At first the viola part centres on a few selected notes, each typically allowed to sound for a brief space. With turning notes, quick runs, trills etc. the viola revolves around these few core notes. In the first couple of phrases the note A flat is at the centre, with the sense of a descending contra-part. Later other notes come into focus.
Gradually the viola grows more aggressive. Intensely expressive passages are heard, the soloist plays glissandi and tears at the strings. Greater fluctuations in the melodic line appear as well as frequent, fast alternation between very faint and very loud. The music breathes; from the violent eruptions it plunges down into the silence, until it rushes up again in the next eruption.
In the end it is as if the viola runs out of breath and slowly exhales to leave the scene to the filigree-like piano, which quietly flaps n the wind, finally vanishing out into thin air in the very highest register.

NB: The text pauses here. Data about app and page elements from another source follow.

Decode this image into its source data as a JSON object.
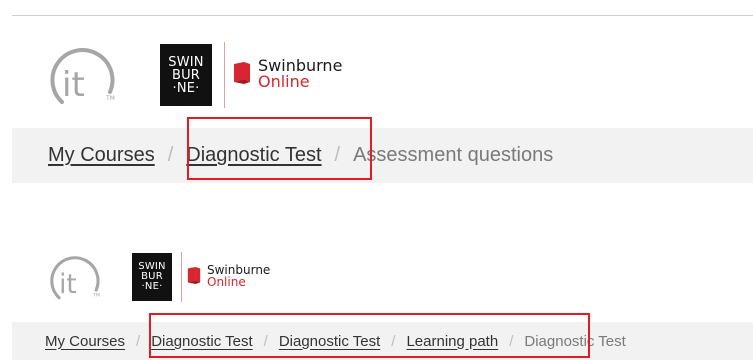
{
  "top_block": {
    "it_logo": {
      "text": "it",
      "icon": "it-logo-icon"
    },
    "swinburne_logo": {
      "lines": [
        "SWIN",
        "BUR",
        "·NE·"
      ],
      "icon": "swinburne-logo-icon"
    },
    "brand": {
      "line1": "Swinburne",
      "line2": "Online",
      "icon": "red-book-icon"
    },
    "breadcrumb": {
      "items": [
        "My Courses",
        "Diagnostic Test"
      ],
      "separator": "/",
      "current": "Assessment questions"
    },
    "highlight_color": "#e31b23"
  },
  "bottom_block": {
    "it_logo": {
      "text": "it",
      "icon": "it-logo-icon"
    },
    "swinburne_logo": {
      "lines": [
        "SWIN",
        "BUR",
        "·NE·"
      ],
      "icon": "swinburne-logo-icon"
    },
    "brand": {
      "line1": "Swinburne",
      "line2": "Online",
      "icon": "red-book-icon"
    },
    "breadcrumb": {
      "items": [
        "My Courses",
        "Diagnostic Test",
        "Diagnostic Test",
        "Learning path"
      ],
      "separator": "/",
      "current": "Diagnostic Test"
    },
    "highlight_color": "#e31b23"
  },
  "colors": {
    "brand_red": "#d7262f",
    "breadcrumb_bg": "#f2f2f2",
    "highlight": "#e31b23"
  }
}
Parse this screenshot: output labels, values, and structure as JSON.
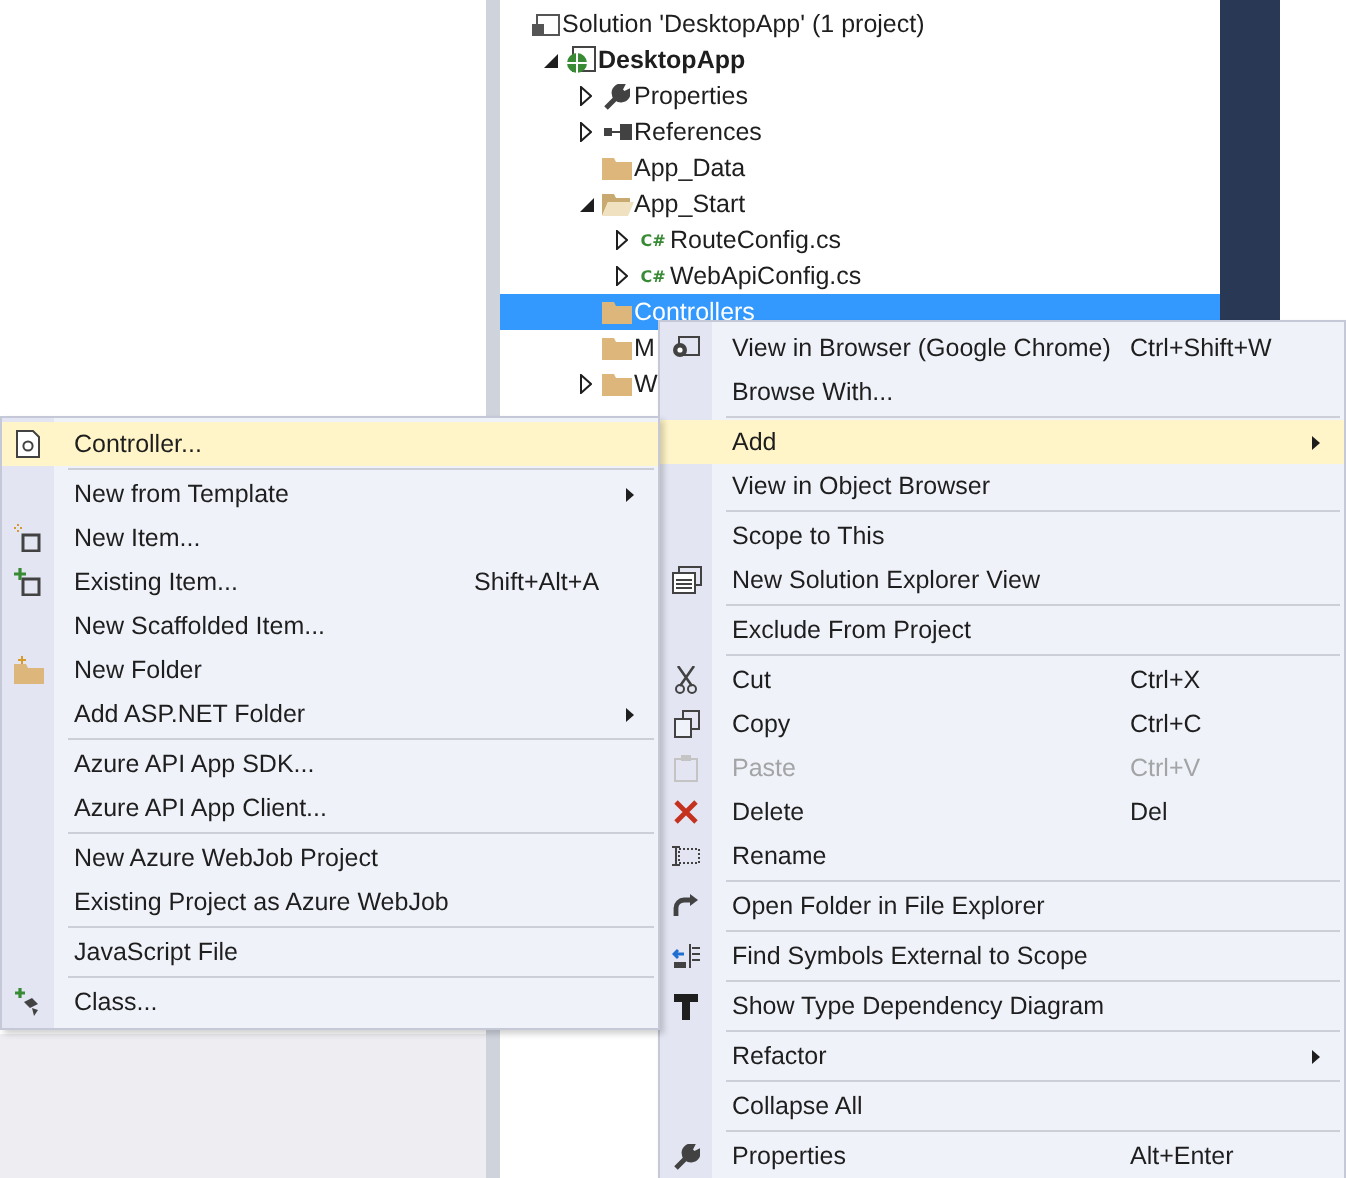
{
  "solution_explorer": {
    "items": [
      {
        "label": "Solution 'DesktopApp' (1 project)",
        "kind": "solution",
        "selected": false,
        "children": [
          {
            "label": "DesktopApp",
            "kind": "project",
            "expanded": true,
            "selected": false,
            "children": [
              {
                "label": "Properties",
                "kind": "wrench",
                "expanded": false,
                "selected": false
              },
              {
                "label": "References",
                "kind": "references",
                "expanded": false,
                "selected": false
              },
              {
                "label": "App_Data",
                "kind": "folder",
                "selected": false
              },
              {
                "label": "App_Start",
                "kind": "folder-open",
                "expanded": true,
                "selected": false,
                "children": [
                  {
                    "label": "RouteConfig.cs",
                    "kind": "csharp",
                    "badge": "C#",
                    "expanded": false,
                    "selected": false
                  },
                  {
                    "label": "WebApiConfig.cs",
                    "kind": "csharp",
                    "badge": "C#",
                    "expanded": false,
                    "selected": false
                  }
                ]
              },
              {
                "label": "Controllers",
                "kind": "folder",
                "selected": true
              },
              {
                "label": "M",
                "kind": "folder",
                "selected": false
              },
              {
                "label": "W",
                "kind": "folder",
                "expanded": false,
                "selected": false
              }
            ]
          }
        ]
      }
    ]
  },
  "context_menu": {
    "items": [
      {
        "kind": "item",
        "label": "View in Browser (Google Chrome)",
        "shortcut": "Ctrl+Shift+W",
        "selected": false,
        "disabled": false
      },
      {
        "kind": "item",
        "label": "Browse With...",
        "selected": false,
        "disabled": false
      },
      {
        "kind": "separator"
      },
      {
        "kind": "submenu",
        "label": "Add",
        "selected": true,
        "disabled": false
      },
      {
        "kind": "item",
        "label": "View in Object Browser",
        "selected": false,
        "disabled": false
      },
      {
        "kind": "separator"
      },
      {
        "kind": "item",
        "label": "Scope to This",
        "selected": false,
        "disabled": false
      },
      {
        "kind": "item",
        "label": "New Solution Explorer View",
        "selected": false,
        "disabled": false
      },
      {
        "kind": "separator"
      },
      {
        "kind": "item",
        "label": "Exclude From Project",
        "selected": false,
        "disabled": false
      },
      {
        "kind": "separator"
      },
      {
        "kind": "item",
        "label": "Cut",
        "shortcut": "Ctrl+X",
        "selected": false,
        "disabled": false
      },
      {
        "kind": "item",
        "label": "Copy",
        "shortcut": "Ctrl+C",
        "selected": false,
        "disabled": false
      },
      {
        "kind": "item",
        "label": "Paste",
        "shortcut": "Ctrl+V",
        "selected": false,
        "disabled": true
      },
      {
        "kind": "item",
        "label": "Delete",
        "shortcut": "Del",
        "selected": false,
        "disabled": false
      },
      {
        "kind": "item",
        "label": "Rename",
        "selected": false,
        "disabled": false
      },
      {
        "kind": "separator"
      },
      {
        "kind": "item",
        "label": "Open Folder in File Explorer",
        "selected": false,
        "disabled": false
      },
      {
        "kind": "separator"
      },
      {
        "kind": "item",
        "label": "Find Symbols External to Scope",
        "selected": false,
        "disabled": false
      },
      {
        "kind": "separator"
      },
      {
        "kind": "item",
        "label": "Show Type Dependency Diagram",
        "selected": false,
        "disabled": false
      },
      {
        "kind": "separator"
      },
      {
        "kind": "submenu",
        "label": "Refactor",
        "selected": false,
        "disabled": false
      },
      {
        "kind": "separator"
      },
      {
        "kind": "item",
        "label": "Collapse All",
        "selected": false,
        "disabled": false
      },
      {
        "kind": "separator"
      },
      {
        "kind": "item",
        "label": "Properties",
        "shortcut": "Alt+Enter",
        "selected": false,
        "disabled": false
      }
    ]
  },
  "add_submenu": {
    "items": [
      {
        "kind": "item",
        "label": "Controller...",
        "selected": true,
        "disabled": false
      },
      {
        "kind": "separator"
      },
      {
        "kind": "submenu",
        "label": "New from Template",
        "selected": false,
        "disabled": false
      },
      {
        "kind": "item",
        "label": "New Item...",
        "selected": false,
        "disabled": false
      },
      {
        "kind": "item",
        "label": "Existing Item...",
        "shortcut": "Shift+Alt+A",
        "selected": false,
        "disabled": false
      },
      {
        "kind": "item",
        "label": "New Scaffolded Item...",
        "selected": false,
        "disabled": false
      },
      {
        "kind": "item",
        "label": "New Folder",
        "selected": false,
        "disabled": false
      },
      {
        "kind": "submenu",
        "label": "Add ASP.NET Folder",
        "selected": false,
        "disabled": false
      },
      {
        "kind": "separator"
      },
      {
        "kind": "item",
        "label": "Azure API App SDK...",
        "selected": false,
        "disabled": false
      },
      {
        "kind": "item",
        "label": "Azure API App Client...",
        "selected": false,
        "disabled": false
      },
      {
        "kind": "separator"
      },
      {
        "kind": "item",
        "label": "New Azure WebJob Project",
        "selected": false,
        "disabled": false
      },
      {
        "kind": "item",
        "label": "Existing Project as Azure WebJob",
        "selected": false,
        "disabled": false
      },
      {
        "kind": "separator"
      },
      {
        "kind": "item",
        "label": "JavaScript File",
        "selected": false,
        "disabled": false
      },
      {
        "kind": "separator"
      },
      {
        "kind": "item",
        "label": "Class...",
        "selected": false,
        "disabled": false
      }
    ]
  }
}
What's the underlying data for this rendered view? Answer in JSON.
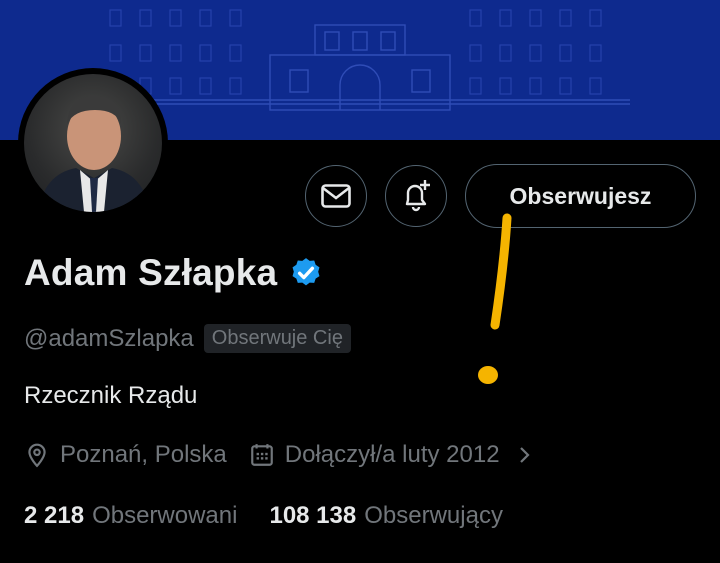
{
  "profile": {
    "name": "Adam Szłapka",
    "handle": "@adamSzlapka",
    "follows_you_badge": "Obserwuje Cię",
    "bio": "Rzecznik Rządu",
    "location": "Poznań, Polska",
    "joined": "Dołączył/a luty 2012",
    "verified": true
  },
  "actions": {
    "message_icon": "envelope-icon",
    "notify_icon": "bell-plus-icon",
    "follow_label": "Obserwujesz"
  },
  "stats": {
    "following_count": "2 218",
    "following_label": "Obserwowani",
    "followers_count": "108 138",
    "followers_label": "Obserwujący"
  },
  "colors": {
    "background": "#000000",
    "banner": "#0e2a8e",
    "verified_badge": "#1d9bf0",
    "secondary_text": "#71767b",
    "annotation": "#f5b400"
  }
}
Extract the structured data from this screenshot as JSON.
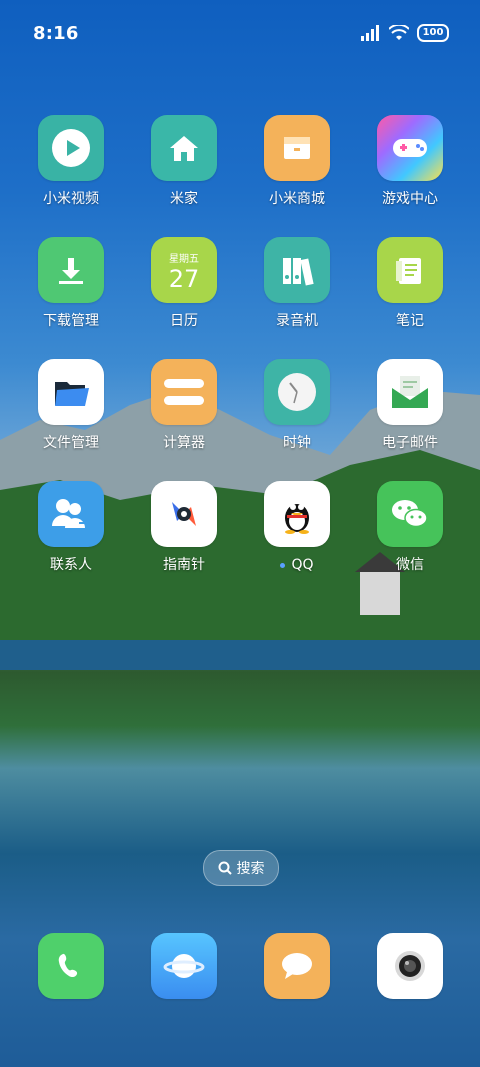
{
  "status": {
    "time": "8:16",
    "battery": "100"
  },
  "apps": [
    {
      "label": "小米视频"
    },
    {
      "label": "米家"
    },
    {
      "label": "小米商城"
    },
    {
      "label": "游戏中心"
    },
    {
      "label": "下载管理"
    },
    {
      "label": "日历",
      "weekday": "星期五",
      "day": "27"
    },
    {
      "label": "录音机"
    },
    {
      "label": "笔记"
    },
    {
      "label": "文件管理"
    },
    {
      "label": "计算器"
    },
    {
      "label": "时钟"
    },
    {
      "label": "电子邮件"
    },
    {
      "label": "联系人"
    },
    {
      "label": "指南针"
    },
    {
      "label": "QQ"
    },
    {
      "label": "微信"
    }
  ],
  "search": {
    "label": "搜索"
  }
}
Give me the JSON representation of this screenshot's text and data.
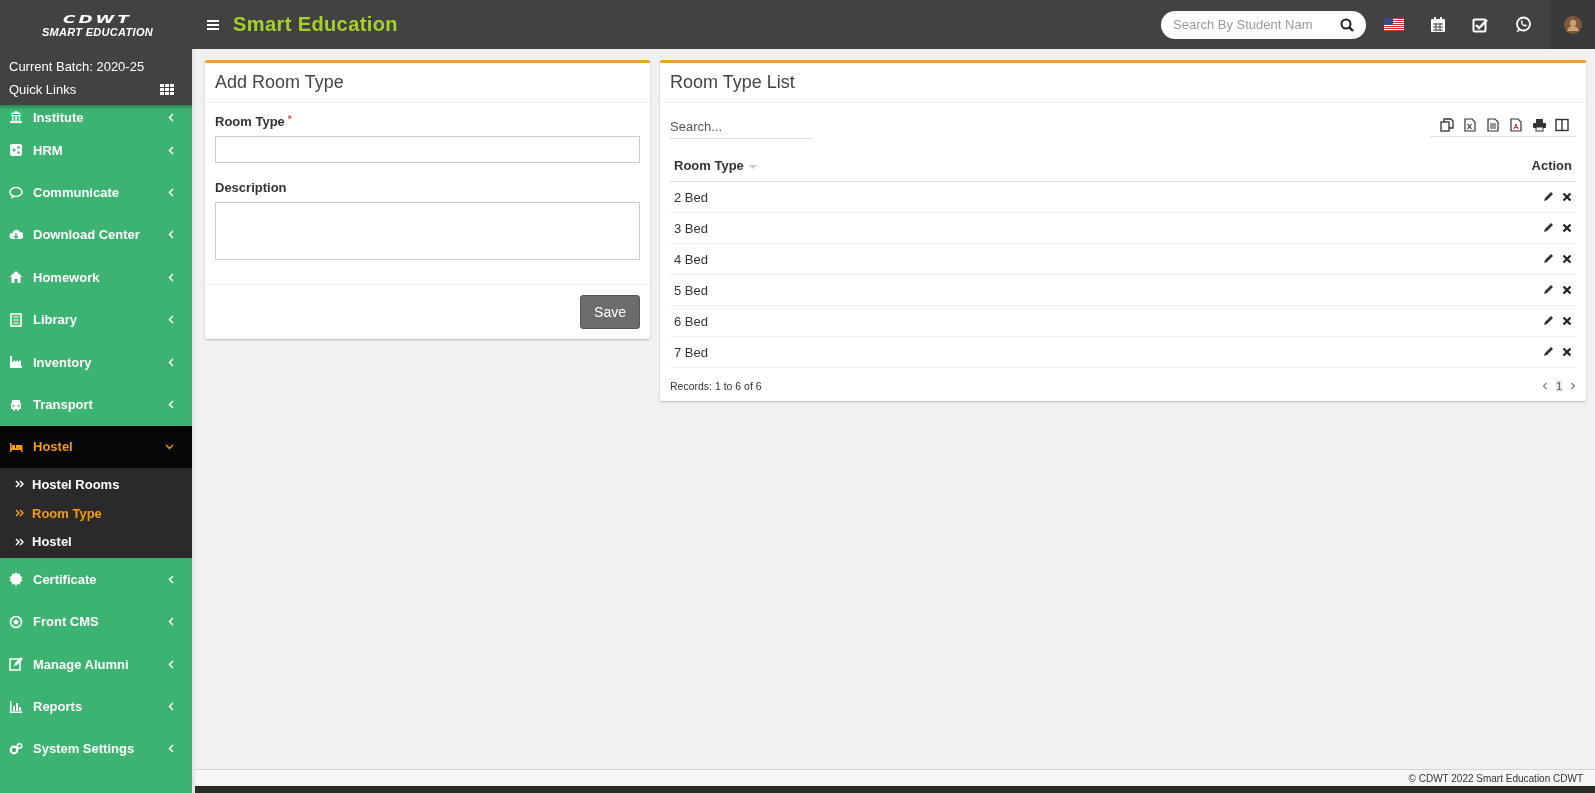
{
  "logo": {
    "brand": "CDWT",
    "tagline": "SMART EDUCATION"
  },
  "header": {
    "title": "Smart Education",
    "search": {
      "placeholder": "Search By Student Nam"
    }
  },
  "sidebar": {
    "batch": "Current Batch: 2020-25",
    "quick_links": "Quick Links",
    "items": [
      {
        "label": "Institute",
        "expanded": false,
        "selected": false
      },
      {
        "label": "HRM",
        "expanded": false,
        "selected": false
      },
      {
        "label": "Communicate",
        "expanded": false,
        "selected": false
      },
      {
        "label": "Download Center",
        "expanded": false,
        "selected": false
      },
      {
        "label": "Homework",
        "expanded": false,
        "selected": false
      },
      {
        "label": "Library",
        "expanded": false,
        "selected": false
      },
      {
        "label": "Inventory",
        "expanded": false,
        "selected": false
      },
      {
        "label": "Transport",
        "expanded": false,
        "selected": false
      },
      {
        "label": "Hostel",
        "expanded": true,
        "selected": true,
        "children": [
          {
            "label": "Hostel Rooms",
            "selected": false
          },
          {
            "label": "Room Type",
            "selected": true
          },
          {
            "label": "Hostel",
            "selected": false
          }
        ]
      },
      {
        "label": "Certificate",
        "expanded": false,
        "selected": false
      },
      {
        "label": "Front CMS",
        "expanded": false,
        "selected": false
      },
      {
        "label": "Manage Alumni",
        "expanded": false,
        "selected": false
      },
      {
        "label": "Reports",
        "expanded": false,
        "selected": false
      },
      {
        "label": "System Settings",
        "expanded": false,
        "selected": false
      }
    ]
  },
  "add_form": {
    "title": "Add Room Type",
    "fields": [
      {
        "label": "Room Type",
        "required_mark": "*",
        "kind": "input"
      },
      {
        "label": "Description",
        "kind": "textarea"
      }
    ],
    "save_button": "Save"
  },
  "list": {
    "title": "Room Type List",
    "search": {
      "placeholder": "Search..."
    },
    "columns": [
      "Room Type",
      "Action"
    ],
    "rows": [
      {
        "room_type": "2 Bed"
      },
      {
        "room_type": "3 Bed"
      },
      {
        "room_type": "4 Bed"
      },
      {
        "room_type": "5 Bed"
      },
      {
        "room_type": "6 Bed"
      },
      {
        "room_type": "7 Bed"
      }
    ],
    "records": "Records: 1 to 6 of 6",
    "pages": [
      {
        "label": "1",
        "selected": true
      }
    ]
  },
  "footer": "© CDWT 2022 Smart Education CDWT"
}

Like Pointed Out, Moment was written for clarinet, violin, cello and piano. The work falls into two essentially different sections which according to temperament can be described with various metaphorical qualities such as masculine/feminine, hectic/meditative, the momentary/eternity etc.
The first section is highly staccato music, fluttering, swarming, tingling. The clarinet constantly homes in on a particular note – a particular point – which is marked by a short but very powerful attack. The piano follows after as a kind of echo, also very staccato in its attack. The two strings play a rather unobtrusive role, primarily as a colouring of the clarinet or as an underscoring of the momentary with pizzicato and emphatic strokes. It all culminates in a violent cacophony.
One long clarinet note marks the transition to the quite different second section. The tempo drops radically and the piano takes over the leading role. At first it is quite alone, with extended chords consisting of very few notes. It is difficult to grasp a proper melody or direction in the music – it is more like a state. The clarinet – and to a lesser extent the strings – enter again towards the end, without any change of character. They maintain the same mood, mainly in long holding notes. Finally the clarinet and strings swell briefly and the piece fades out with a very open sound at a very high, bright pitch.
Klaus Møller-Jørgensen is a music journalist and freelance programme producer for DR.
He also works as an information officer for the Royal Academy of Music in Aarhus.